“UT Southwestern and the students educated here are fortunate to have these outstanding teachers as members of our faculty,” said Dr. Daniel K. Podolsky, President of the Medical Center. “Their effectiveness in this core mission of our institution is essential, and we are delighted to see their dedication and skills recognized. We also are enormously proud that with these newest colleagues honored, fully 41 members of our faculty have now received these awards in the five years since the program was extended to include the UT Health-related institutions.”

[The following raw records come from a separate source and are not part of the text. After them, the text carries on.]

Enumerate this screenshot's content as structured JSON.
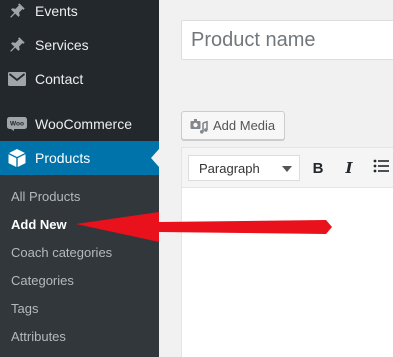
{
  "sidebar": {
    "items": [
      {
        "label": "Events",
        "icon": "pin-icon"
      },
      {
        "label": "Services",
        "icon": "pin-icon"
      },
      {
        "label": "Contact",
        "icon": "envelope-icon"
      },
      {
        "label": "WooCommerce",
        "icon": "woocommerce-icon"
      },
      {
        "label": "Products",
        "icon": "cube-icon",
        "active": true
      }
    ],
    "submenu": [
      {
        "label": "All Products"
      },
      {
        "label": "Add New",
        "current": true
      },
      {
        "label": "Coach categories"
      },
      {
        "label": "Categories"
      },
      {
        "label": "Tags"
      },
      {
        "label": "Attributes"
      }
    ]
  },
  "editor": {
    "title_placeholder": "Product name",
    "add_media_label": "Add Media",
    "format_select_value": "Paragraph",
    "bold_label": "B",
    "italic_label": "I"
  },
  "colors": {
    "sidebar_bg": "#23282d",
    "submenu_bg": "#32373c",
    "active_bg": "#0073aa",
    "annotation_arrow": "#e8111c"
  }
}
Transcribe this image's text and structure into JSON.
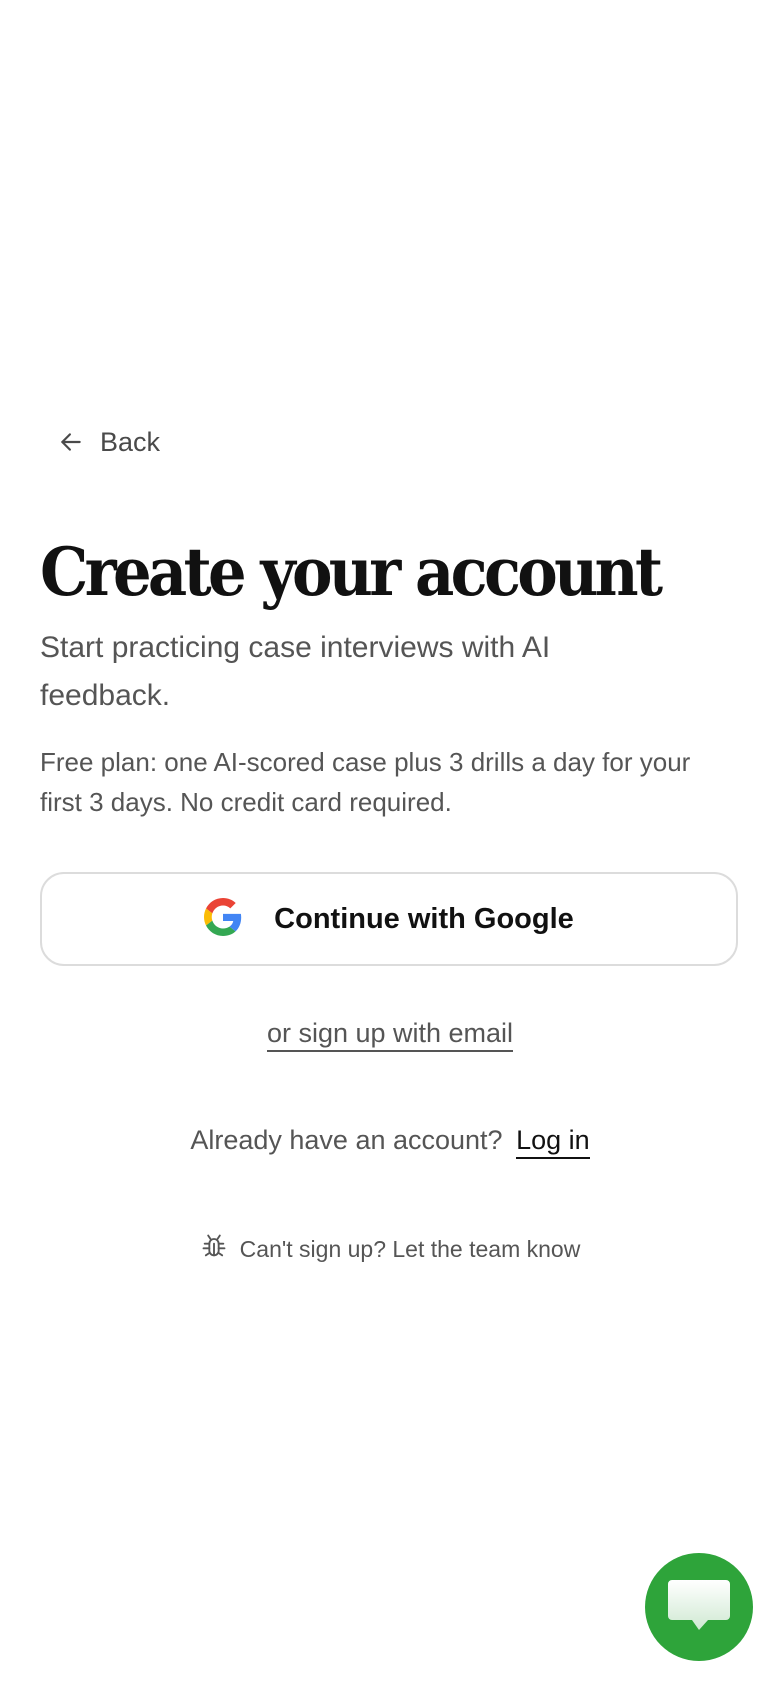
{
  "nav": {
    "back_label": "Back"
  },
  "header": {
    "title": "Create your account",
    "subtitle": "Start practicing case interviews with AI feedback.",
    "plan_note": "Free plan: one AI-scored case plus 3 drills a day for your first 3 days. No credit card required."
  },
  "auth": {
    "google_label": "Continue with Google",
    "email_label": "or sign up with email",
    "login_prompt": "Already have an account?",
    "login_label": "Log in"
  },
  "support": {
    "report_label": "Can't sign up? Let the team know"
  },
  "icons": {
    "back": "arrow-left-icon",
    "google": "google-logo-icon",
    "report": "bug-icon",
    "chat": "chat-bubble-icon"
  },
  "colors": {
    "chat_fab": "#2ea43a",
    "title": "#111111",
    "muted_text": "#555555",
    "button_border": "#dcdcdc"
  }
}
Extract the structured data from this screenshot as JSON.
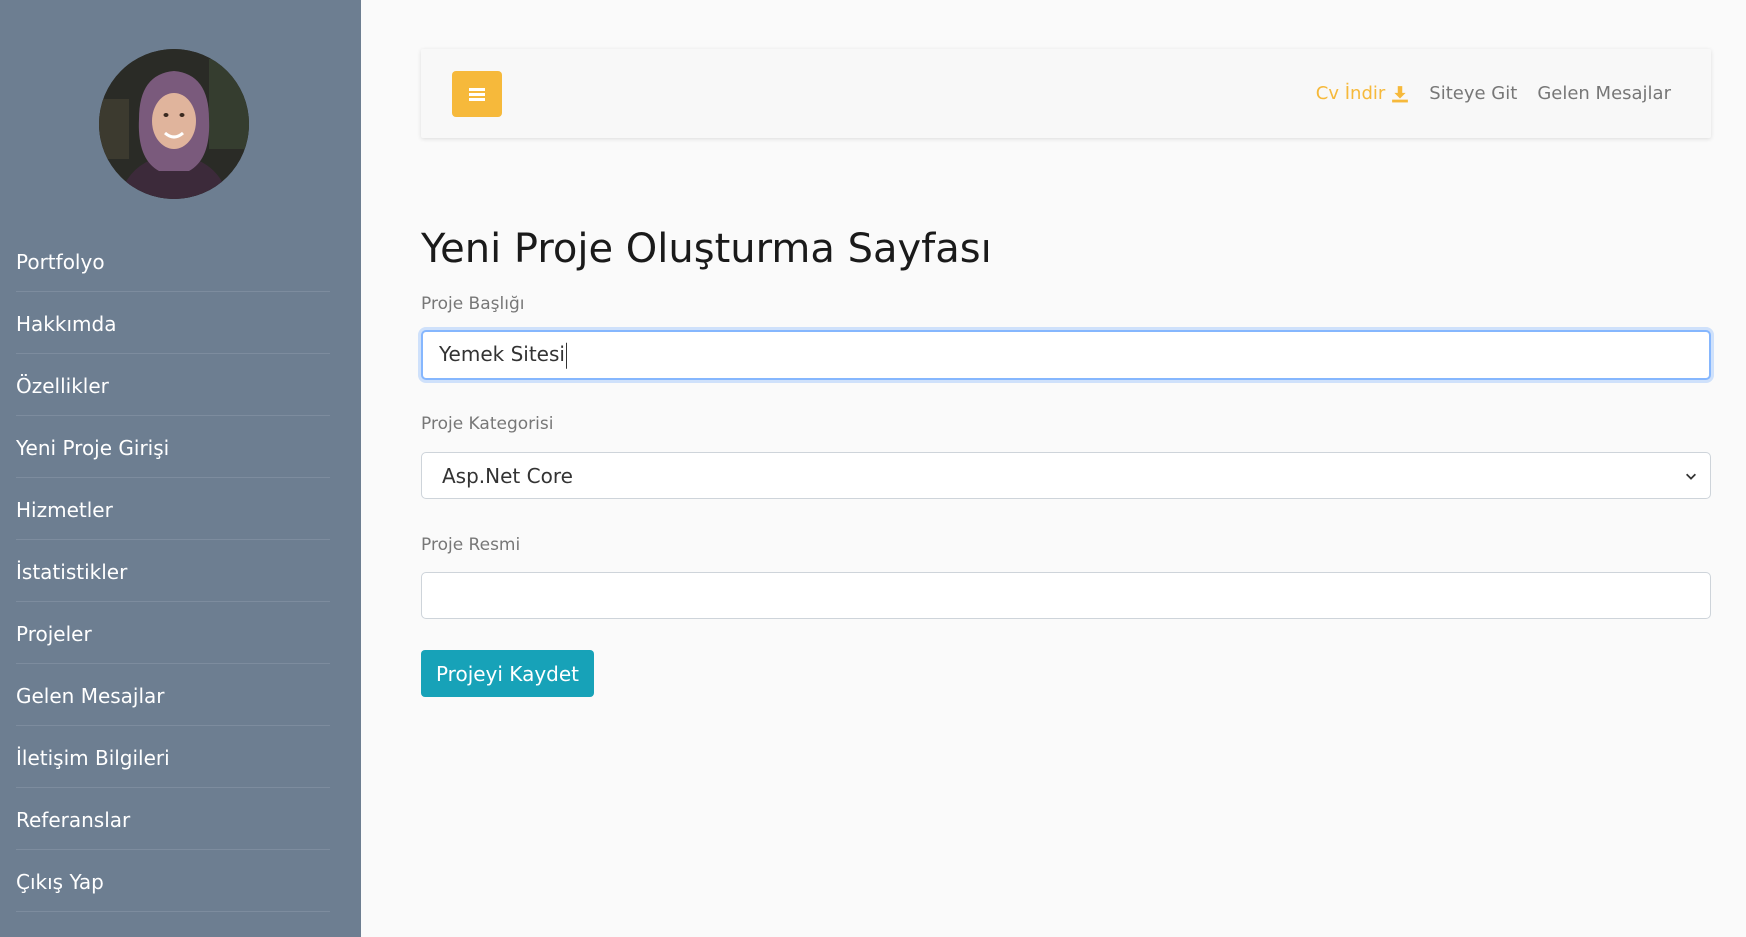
{
  "sidebar": {
    "items": [
      {
        "label": "Portfolyo"
      },
      {
        "label": "Hakkımda"
      },
      {
        "label": "Özellikler"
      },
      {
        "label": "Yeni Proje Girişi"
      },
      {
        "label": "Hizmetler"
      },
      {
        "label": "İstatistikler"
      },
      {
        "label": "Projeler"
      },
      {
        "label": "Gelen Mesajlar"
      },
      {
        "label": "İletişim Bilgileri"
      },
      {
        "label": "Referanslar"
      },
      {
        "label": "Çıkış Yap"
      }
    ]
  },
  "topbar": {
    "menu_icon": "hamburger-icon",
    "cv_label": "Cv İndir",
    "cv_icon": "download-icon",
    "site_label": "Siteye Git",
    "messages_label": "Gelen Mesajlar",
    "accent": "#f6b93b"
  },
  "form": {
    "title": "Yeni Proje Oluşturma Sayfası",
    "title_label": "Proje Başlığı",
    "title_value": "Yemek Sitesi",
    "category_label": "Proje Kategorisi",
    "category_value": "Asp.Net Core",
    "image_label": "Proje Resmi",
    "image_value": "",
    "save_label": "Projeyi Kaydet",
    "save_color": "#17a2b8"
  },
  "colors": {
    "sidebar_bg": "#6d7e91",
    "page_bg": "#fafafa"
  }
}
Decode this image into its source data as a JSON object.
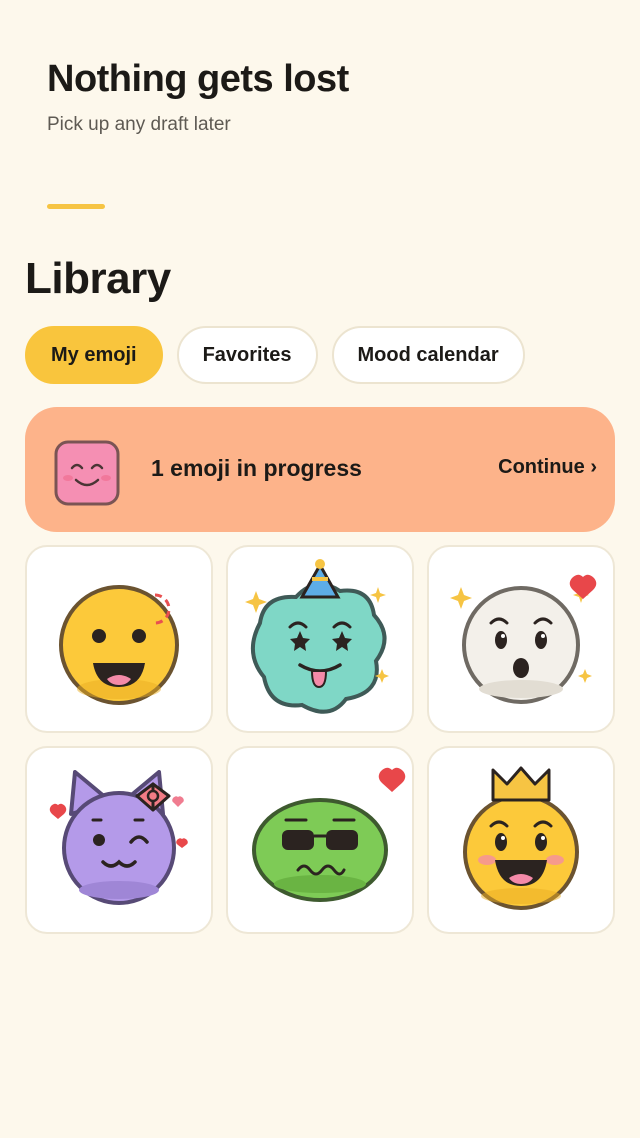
{
  "header": {
    "title": "Nothing gets lost",
    "subtitle": "Pick up any draft later"
  },
  "library": {
    "title": "Library",
    "tabs": [
      {
        "label": "My emoji",
        "active": true
      },
      {
        "label": "Favorites",
        "active": false
      },
      {
        "label": "Mood calendar",
        "active": false
      }
    ],
    "in_progress": {
      "text": "1 emoji in progress",
      "action": "Continue ›"
    },
    "emojis": [
      {
        "name": "yellow-grin-emoji",
        "favorite": false
      },
      {
        "name": "party-star-eyes-emoji",
        "favorite": false
      },
      {
        "name": "surprised-white-emoji",
        "favorite": true
      },
      {
        "name": "purple-cat-wink-emoji",
        "favorite": false
      },
      {
        "name": "green-sunglasses-emoji",
        "favorite": true
      },
      {
        "name": "crown-grin-emoji",
        "favorite": false
      }
    ]
  },
  "colors": {
    "background": "#FDF8EC",
    "accent": "#F9C53D",
    "progress_card": "#FDB38A",
    "heart": "#E8474A"
  }
}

Dr. Burn’s said of his teaching philosophy “An effective teacher prepares diligently, treats learners with respect, shares knowledge with enthusiasm, and remembers his or her own struggles and limitations. Teaching has always been a source of deep satisfaction and inspiration. It is a privilege to be able to share knowledge and, perhaps more importantly, to inspire others to actively engage in the learning process. The benefits of teaching are reciprocal in that teaching, more than any other activity, inspires me to remain a life-long learner.”
Dr. Burns has received numerous other honors during his career at UT Southwestern. He holds the Jane B. and Edwin P. Jenevein, M.D., Chair in Pathology. He’s been awarded multiple teaching awards from first- and second-year medical students as well as pathology residents. He recently was named a Minnie Stevens Piper Foundation Professor, and has served multiple times as an Academic Marshal during medical school graduations. In 2016, he had the honor of speaking at the Medical School hooding ceremony.
Dr. Burns is also an avid fly fisherman and a bibliophile – particularly old works on fly fishing and medicine – as well as a history buff with a special interest in U.S. military history, the history of medicine, and the role that medical matters have played in shaping history.